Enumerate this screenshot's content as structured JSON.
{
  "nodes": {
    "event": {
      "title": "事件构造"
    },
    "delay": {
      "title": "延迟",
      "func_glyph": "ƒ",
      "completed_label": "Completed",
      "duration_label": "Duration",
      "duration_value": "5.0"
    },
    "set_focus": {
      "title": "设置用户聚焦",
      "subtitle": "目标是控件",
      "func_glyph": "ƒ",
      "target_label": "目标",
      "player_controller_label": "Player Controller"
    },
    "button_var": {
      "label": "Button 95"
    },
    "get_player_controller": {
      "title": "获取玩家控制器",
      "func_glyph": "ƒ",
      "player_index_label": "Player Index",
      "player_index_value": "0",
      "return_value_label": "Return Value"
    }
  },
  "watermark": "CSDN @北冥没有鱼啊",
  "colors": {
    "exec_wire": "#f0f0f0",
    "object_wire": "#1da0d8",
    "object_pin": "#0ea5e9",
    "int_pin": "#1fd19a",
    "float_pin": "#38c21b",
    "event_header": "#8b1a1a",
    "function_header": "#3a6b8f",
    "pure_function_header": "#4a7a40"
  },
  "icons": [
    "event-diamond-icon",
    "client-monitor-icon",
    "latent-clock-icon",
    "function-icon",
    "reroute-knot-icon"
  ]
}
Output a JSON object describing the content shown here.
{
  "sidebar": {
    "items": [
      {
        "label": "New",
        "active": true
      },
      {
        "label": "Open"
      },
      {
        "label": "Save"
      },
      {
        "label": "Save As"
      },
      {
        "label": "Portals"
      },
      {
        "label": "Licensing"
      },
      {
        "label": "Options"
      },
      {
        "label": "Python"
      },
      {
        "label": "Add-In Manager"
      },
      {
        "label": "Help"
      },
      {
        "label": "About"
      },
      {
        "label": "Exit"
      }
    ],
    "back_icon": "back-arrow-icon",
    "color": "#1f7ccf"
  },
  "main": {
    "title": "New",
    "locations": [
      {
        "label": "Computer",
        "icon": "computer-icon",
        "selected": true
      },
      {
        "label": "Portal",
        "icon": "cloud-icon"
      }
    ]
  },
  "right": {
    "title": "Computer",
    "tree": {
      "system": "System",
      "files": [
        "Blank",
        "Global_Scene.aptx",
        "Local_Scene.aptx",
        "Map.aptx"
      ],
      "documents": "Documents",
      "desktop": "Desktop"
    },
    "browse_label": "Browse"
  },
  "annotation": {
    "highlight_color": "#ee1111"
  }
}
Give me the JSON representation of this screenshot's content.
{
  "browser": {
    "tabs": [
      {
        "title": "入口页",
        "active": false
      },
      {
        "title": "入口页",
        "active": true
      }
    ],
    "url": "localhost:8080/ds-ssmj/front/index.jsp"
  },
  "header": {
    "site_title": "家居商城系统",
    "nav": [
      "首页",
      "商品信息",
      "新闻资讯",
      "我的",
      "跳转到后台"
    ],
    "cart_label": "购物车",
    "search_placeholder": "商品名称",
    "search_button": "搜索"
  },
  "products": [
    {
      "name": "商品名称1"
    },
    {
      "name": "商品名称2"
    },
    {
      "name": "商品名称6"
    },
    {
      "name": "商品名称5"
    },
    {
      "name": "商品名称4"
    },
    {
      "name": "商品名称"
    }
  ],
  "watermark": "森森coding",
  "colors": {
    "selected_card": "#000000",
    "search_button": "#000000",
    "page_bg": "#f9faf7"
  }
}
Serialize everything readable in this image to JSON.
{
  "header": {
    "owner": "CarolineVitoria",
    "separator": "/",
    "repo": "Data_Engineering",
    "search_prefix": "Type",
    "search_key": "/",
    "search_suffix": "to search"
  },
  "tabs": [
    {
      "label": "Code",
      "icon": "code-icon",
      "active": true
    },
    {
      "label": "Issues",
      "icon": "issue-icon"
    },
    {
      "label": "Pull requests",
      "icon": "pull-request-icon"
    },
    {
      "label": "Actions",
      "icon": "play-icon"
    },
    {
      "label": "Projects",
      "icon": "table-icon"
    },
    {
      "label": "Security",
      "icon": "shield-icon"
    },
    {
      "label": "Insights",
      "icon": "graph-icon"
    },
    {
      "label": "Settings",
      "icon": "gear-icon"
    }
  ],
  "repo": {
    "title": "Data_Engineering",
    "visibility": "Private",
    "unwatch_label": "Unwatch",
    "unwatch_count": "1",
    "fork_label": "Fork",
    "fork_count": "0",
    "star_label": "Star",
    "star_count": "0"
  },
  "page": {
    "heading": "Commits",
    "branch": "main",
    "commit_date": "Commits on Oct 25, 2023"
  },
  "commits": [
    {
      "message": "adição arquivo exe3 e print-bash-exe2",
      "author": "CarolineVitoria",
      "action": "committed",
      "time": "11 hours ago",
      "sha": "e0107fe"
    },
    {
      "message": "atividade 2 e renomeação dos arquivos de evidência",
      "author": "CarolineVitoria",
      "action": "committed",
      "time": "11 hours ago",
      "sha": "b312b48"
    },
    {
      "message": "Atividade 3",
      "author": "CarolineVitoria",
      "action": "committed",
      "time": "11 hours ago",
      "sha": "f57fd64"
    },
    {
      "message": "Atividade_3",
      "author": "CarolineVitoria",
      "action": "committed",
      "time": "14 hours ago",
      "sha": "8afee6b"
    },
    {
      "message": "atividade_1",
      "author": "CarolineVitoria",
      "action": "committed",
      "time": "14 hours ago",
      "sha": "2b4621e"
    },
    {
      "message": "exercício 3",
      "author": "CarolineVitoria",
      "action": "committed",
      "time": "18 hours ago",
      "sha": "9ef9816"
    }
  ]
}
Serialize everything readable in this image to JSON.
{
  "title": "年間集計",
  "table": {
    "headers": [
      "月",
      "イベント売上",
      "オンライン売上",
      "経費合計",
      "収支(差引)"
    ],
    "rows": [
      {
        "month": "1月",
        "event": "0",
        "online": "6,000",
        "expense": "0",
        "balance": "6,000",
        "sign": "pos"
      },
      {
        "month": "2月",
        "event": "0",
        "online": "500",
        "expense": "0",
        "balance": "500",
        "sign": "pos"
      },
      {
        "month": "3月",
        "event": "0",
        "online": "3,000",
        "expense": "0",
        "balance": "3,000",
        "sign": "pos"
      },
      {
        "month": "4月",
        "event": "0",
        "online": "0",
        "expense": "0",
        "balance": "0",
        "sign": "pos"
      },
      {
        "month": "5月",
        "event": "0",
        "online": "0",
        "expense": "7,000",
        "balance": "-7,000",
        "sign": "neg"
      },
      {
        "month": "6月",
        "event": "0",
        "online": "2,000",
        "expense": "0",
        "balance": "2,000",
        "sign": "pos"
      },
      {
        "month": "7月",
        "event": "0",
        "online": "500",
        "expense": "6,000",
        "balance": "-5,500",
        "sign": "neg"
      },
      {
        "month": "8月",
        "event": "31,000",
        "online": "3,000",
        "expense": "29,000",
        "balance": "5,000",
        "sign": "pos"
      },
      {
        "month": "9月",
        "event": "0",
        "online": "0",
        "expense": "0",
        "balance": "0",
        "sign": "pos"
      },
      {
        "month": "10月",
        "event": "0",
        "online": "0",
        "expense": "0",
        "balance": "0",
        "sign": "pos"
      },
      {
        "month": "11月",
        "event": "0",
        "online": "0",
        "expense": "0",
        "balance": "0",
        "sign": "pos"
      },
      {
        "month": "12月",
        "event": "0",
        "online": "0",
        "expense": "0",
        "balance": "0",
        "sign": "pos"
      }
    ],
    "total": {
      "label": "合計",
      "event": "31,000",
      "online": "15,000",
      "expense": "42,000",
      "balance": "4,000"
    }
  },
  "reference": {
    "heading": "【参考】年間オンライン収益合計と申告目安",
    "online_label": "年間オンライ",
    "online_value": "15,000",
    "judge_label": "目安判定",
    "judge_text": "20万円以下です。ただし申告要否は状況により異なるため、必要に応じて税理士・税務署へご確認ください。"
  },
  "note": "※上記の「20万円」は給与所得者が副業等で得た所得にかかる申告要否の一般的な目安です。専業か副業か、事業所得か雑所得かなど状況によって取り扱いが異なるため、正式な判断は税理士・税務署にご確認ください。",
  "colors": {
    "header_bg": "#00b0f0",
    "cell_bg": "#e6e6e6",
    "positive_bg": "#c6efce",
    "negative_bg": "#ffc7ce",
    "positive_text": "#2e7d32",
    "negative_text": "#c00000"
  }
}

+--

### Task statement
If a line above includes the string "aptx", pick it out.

### Response for this exercise
        "Global_Scene.aptx",
        "Local_Scene.aptx",
        "Map.aptx"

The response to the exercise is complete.